application tiers and horizontally across a distributed application,
and persisting data.
ADO.NET and XML converge in .NET. You can save the
DataSet as an XML document, or fill it from an XML
document. You can access and modify data simultaneously using both
DataSet classes and XML classes.
Database connections are a critical and limited resource. Connections must be managed to ensure that an application performs well and is scalable. SQL Server and Oracle data providers provide connection pooling while the OLE DB and ODBC providers use the pooling provided by OLE DB or ODBC respectively.
Connections should be opened as late as possible and closed as soon
as possible using either the
Close( ) or
Dispose( ) method. The connection should be used
as briefly as possible, meaning that connections should not last
longer than a method call. Connections should not be passed between

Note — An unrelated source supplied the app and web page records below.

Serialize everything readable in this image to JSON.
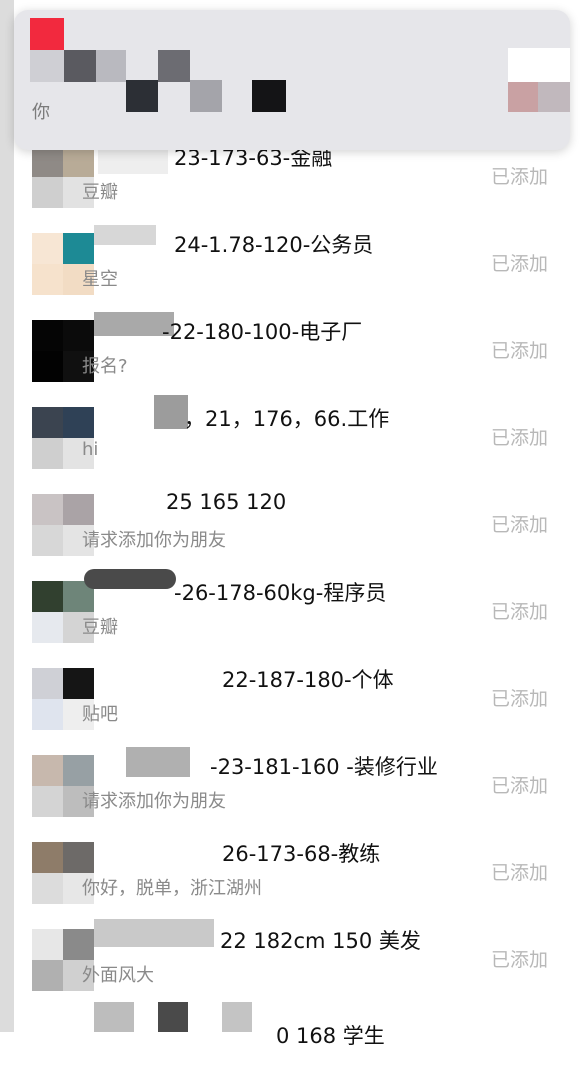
{
  "banner": {
    "partial_text": "你"
  },
  "rows": [
    {
      "name": "23-173-63-金融",
      "message": "豆瓣",
      "status": "已添加"
    },
    {
      "name": "24-1.78-120-公务员",
      "message": "星空",
      "status": "已添加"
    },
    {
      "name": "-22-180-100-电子厂",
      "message": "报名?",
      "status": "已添加"
    },
    {
      "name": "，21，176，66.工作",
      "message": "hi",
      "status": "已添加"
    },
    {
      "name": "25 165 120",
      "message": "请求添加你为朋友",
      "status": "已添加"
    },
    {
      "name": "-26-178-60kg-程序员",
      "message": "豆瓣",
      "status": "已添加"
    },
    {
      "name": "22-187-180-个体",
      "message": "贴吧",
      "status": "已添加"
    },
    {
      "name": "-23-181-160 -装修行业",
      "message": "请求添加你为朋友",
      "status": "已添加"
    },
    {
      "name": "26-173-68-教练",
      "message": "你好，脱单，浙江湖州",
      "status": "已添加"
    },
    {
      "name": "22 182cm 150 美发",
      "message": "外面风大",
      "status": "已添加"
    },
    {
      "name": "0 168 学生",
      "message": "",
      "status": ""
    }
  ]
}
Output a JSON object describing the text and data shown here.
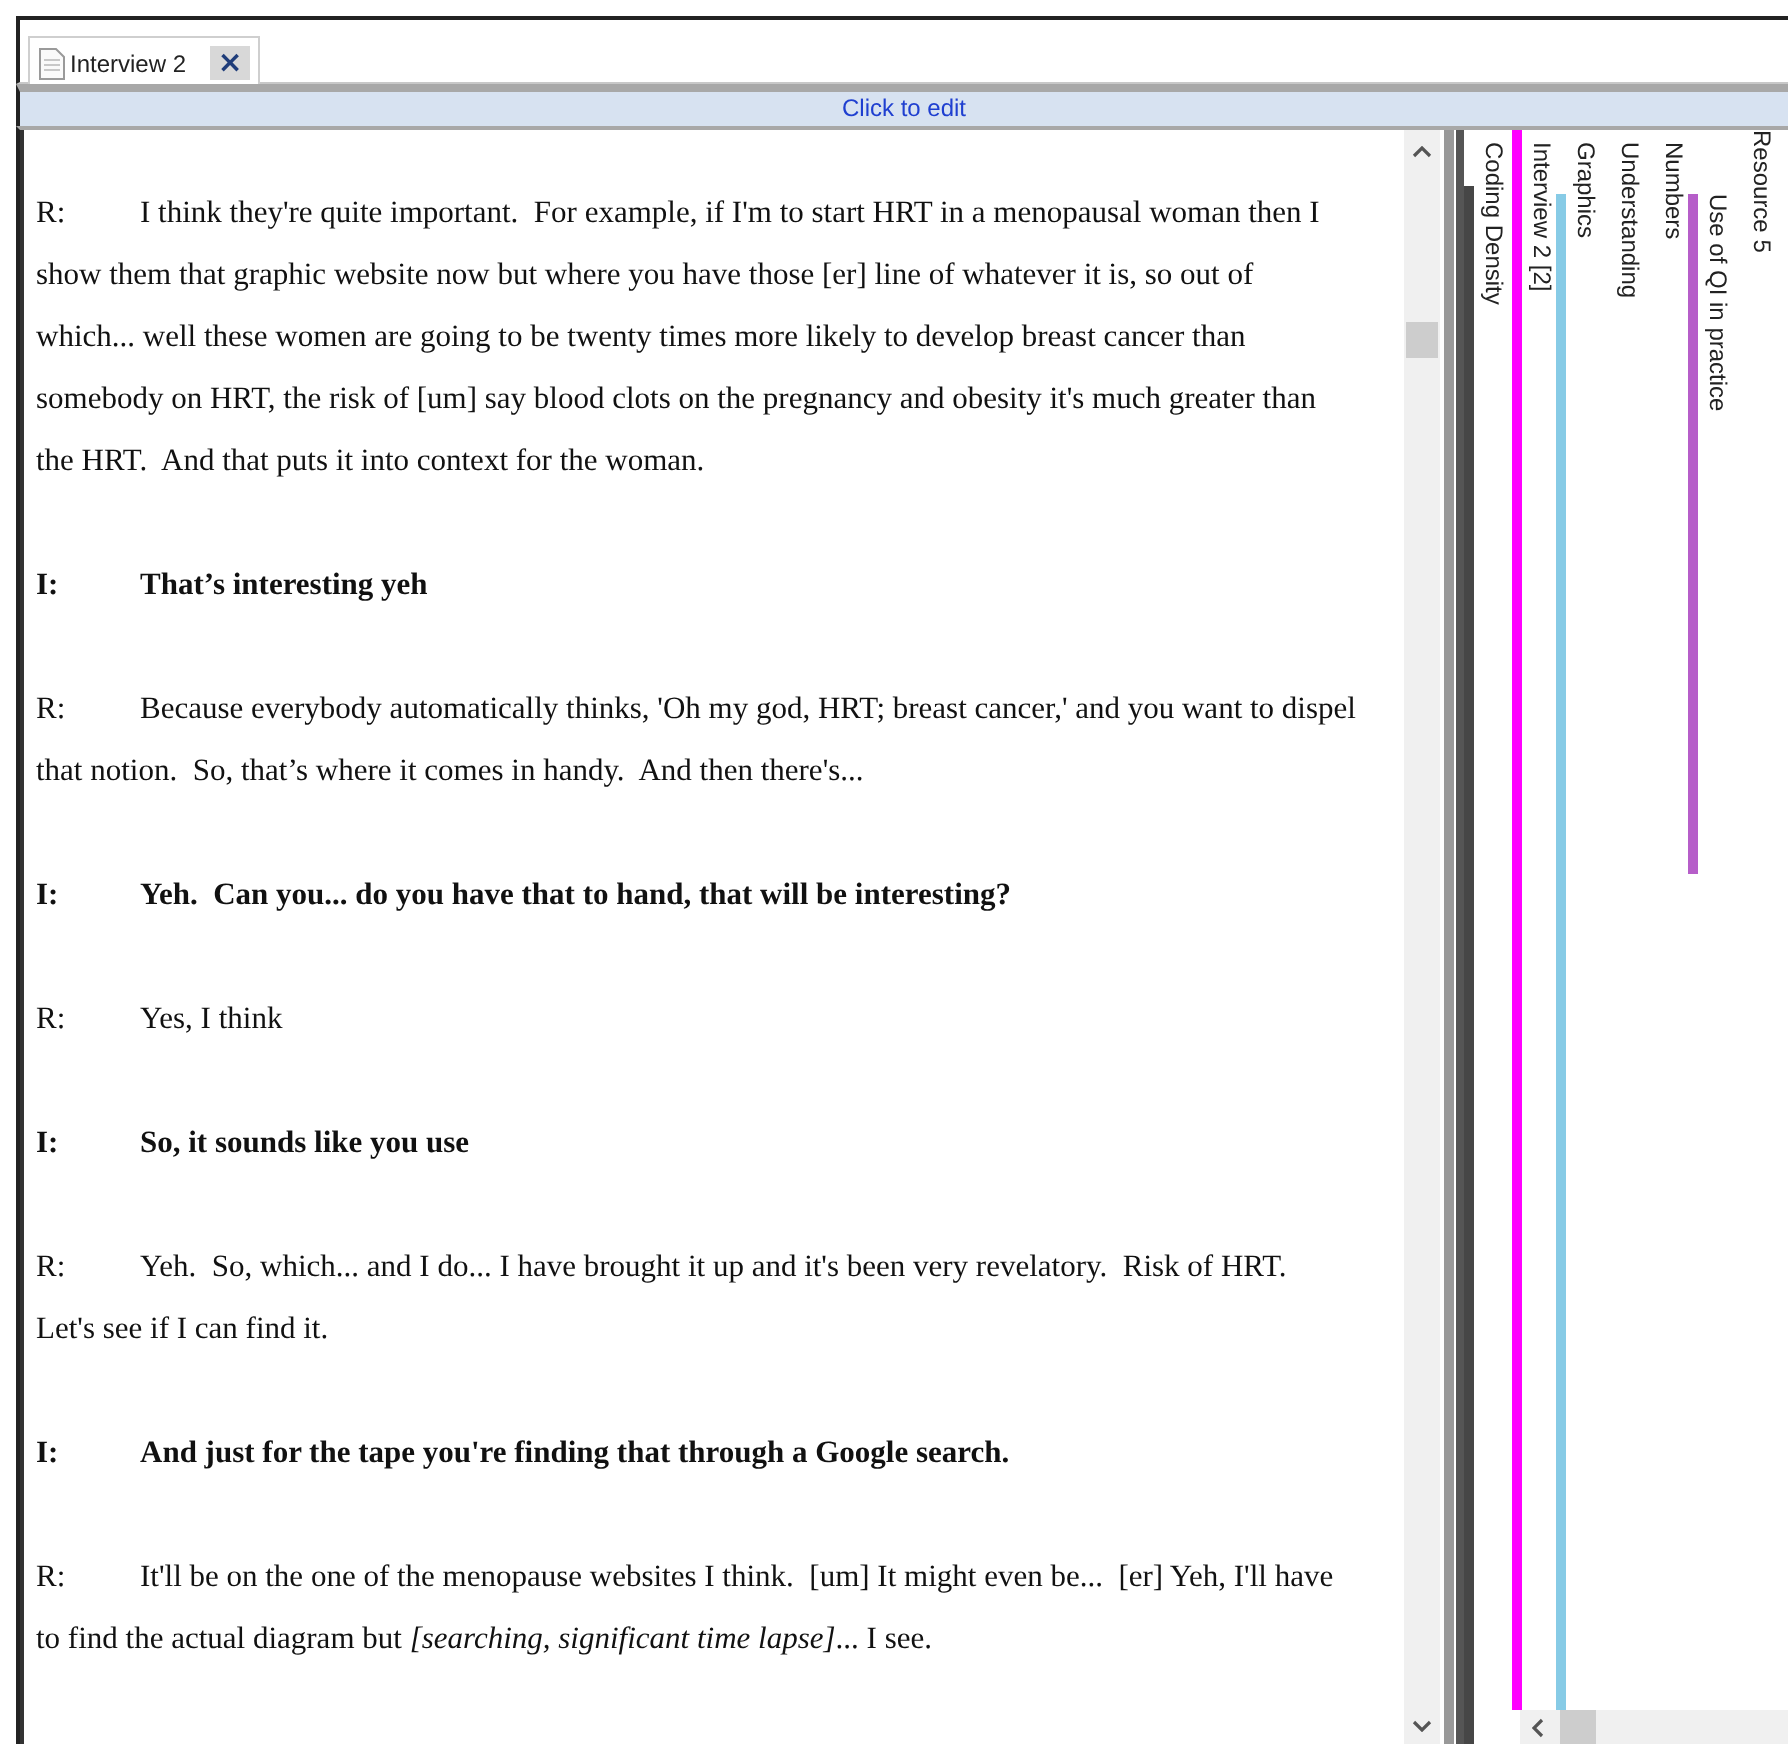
{
  "tab": {
    "label": "Interview 2",
    "close": "×",
    "selected": true
  },
  "edit_bar": {
    "label": "Click to edit"
  },
  "transcript": [
    {
      "speaker": "R:",
      "kind": "respondent",
      "text": "I think they're quite important.  For example, if I'm to start HRT in a menopausal woman then I show them that graphic website now but where you have those [er] line of whatever it is, so out of which... well these women are going to be twenty times more likely to develop breast cancer than somebody on HRT, the risk of [um] say blood clots on the pregnancy and obesity it's much greater than the HRT.  And that puts it into context for the woman."
    },
    {
      "speaker": "I:",
      "kind": "interviewer",
      "text": "That’s interesting yeh"
    },
    {
      "speaker": "R:",
      "kind": "respondent",
      "text": "Because everybody automatically thinks, 'Oh my god, HRT; breast cancer,' and you want to dispel that notion.  So, that’s where it comes in handy.  And then there's..."
    },
    {
      "speaker": "I:",
      "kind": "interviewer",
      "text": "Yeh.  Can you... do you have that to hand, that will be interesting?"
    },
    {
      "speaker": "R:",
      "kind": "respondent",
      "text": "Yes, I think"
    },
    {
      "speaker": "I:",
      "kind": "interviewer",
      "text": "So, it sounds like you use"
    },
    {
      "speaker": "R:",
      "kind": "respondent",
      "text": "Yeh.  So, which... and I do... I have brought it up and it's been very revelatory.  Risk of HRT.  Let's see if I can find it."
    },
    {
      "speaker": "I:",
      "kind": "interviewer",
      "text": "And just for the tape you're finding that through a Google search."
    },
    {
      "speaker": "R:",
      "kind": "respondent",
      "text": "It'll be on the one of the menopause websites I think.  [um] It might even be...  [er] Yeh, I'll have to find the actual diagram but *[searching, significant time lapse]*... I see."
    }
  ],
  "coding_stripes": [
    {
      "label": "Coding Density",
      "kind": "density",
      "color": "#464646"
    },
    {
      "label": "Interview 2 [2]",
      "kind": "full",
      "color": "#ff00ff"
    },
    {
      "label": "Graphics",
      "kind": "full",
      "color": "#87cbe6"
    },
    {
      "label": "Understanding",
      "kind": "none"
    },
    {
      "label": "Numbers",
      "kind": "none"
    },
    {
      "label": "Use of QI in practice",
      "kind": "partial",
      "color": "#b65ec9"
    },
    {
      "label": "Resource 5",
      "kind": "cut"
    }
  ]
}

methods—in addition to creating performance problems and
limiting scalability, this can lead to security vulnerabilities.
Data providers use a connection string containing a collection of attribute/value pairs to establish the connection with the database. Recipe 1.1 through Recipe 1.11 show how to connect to different data sources.
Connection strings need to be stored securely while still being configurable. Recipe 1.12 shows how to use different techniques to store connection strings and compare them. Recipe 1.13 shows how to use the Data Links Properties dialog box to allow the user to build connection strings at runtime.
SQL Server supports both SQL Server authentication and integrated authentication. SQL Server authentication is easier to program, but not as secure or manageable as integrated security, which uses Windows authentication to authenticate and authorize data access. Integrated security can be used from ASP.NET applications, but because the ASPNET account that is used by most ASP.NET applications has limited permissions, it needs to be configured to allow integrated security to be used from an ASP.NET application. Recipe 1.8 demonstrates this.
Connection pooling allows an application to reuse connections from a pool instead of repeatedly creating and destroying them. This can significantly improve the performance and scalability of applications by reusing connections and eliminating the overhead of establishing new connections. Recipe 1.15, Recipe 1.16, and Recipe 1.17 show how to take advantage of connection pooling, how to configure connection pooling with different .NET data providers, and how to use connection pooling together with transactions.
You can use the SQL Server Profiler to monitor SQL Server connections. You can also use the Windows Performance Monitor. .NET also adds Common Language Runtime (CLR) Data counters to the Window Performance Monitor that you can use to monitor, optimize, and troubleshoot connections in SQL Server. Recipe 1.14 shows how to monitor connections in ADO.NET applications.
.NET data providers implement common interfaces in their classes. You write database-independent code by operating on these interfaces rather than on the actual classes. Code becomes more portable but the database-specific functionality available in the provider is usually lost. Recipe 1.11 shows how to develop database-independent code by using common interfaces.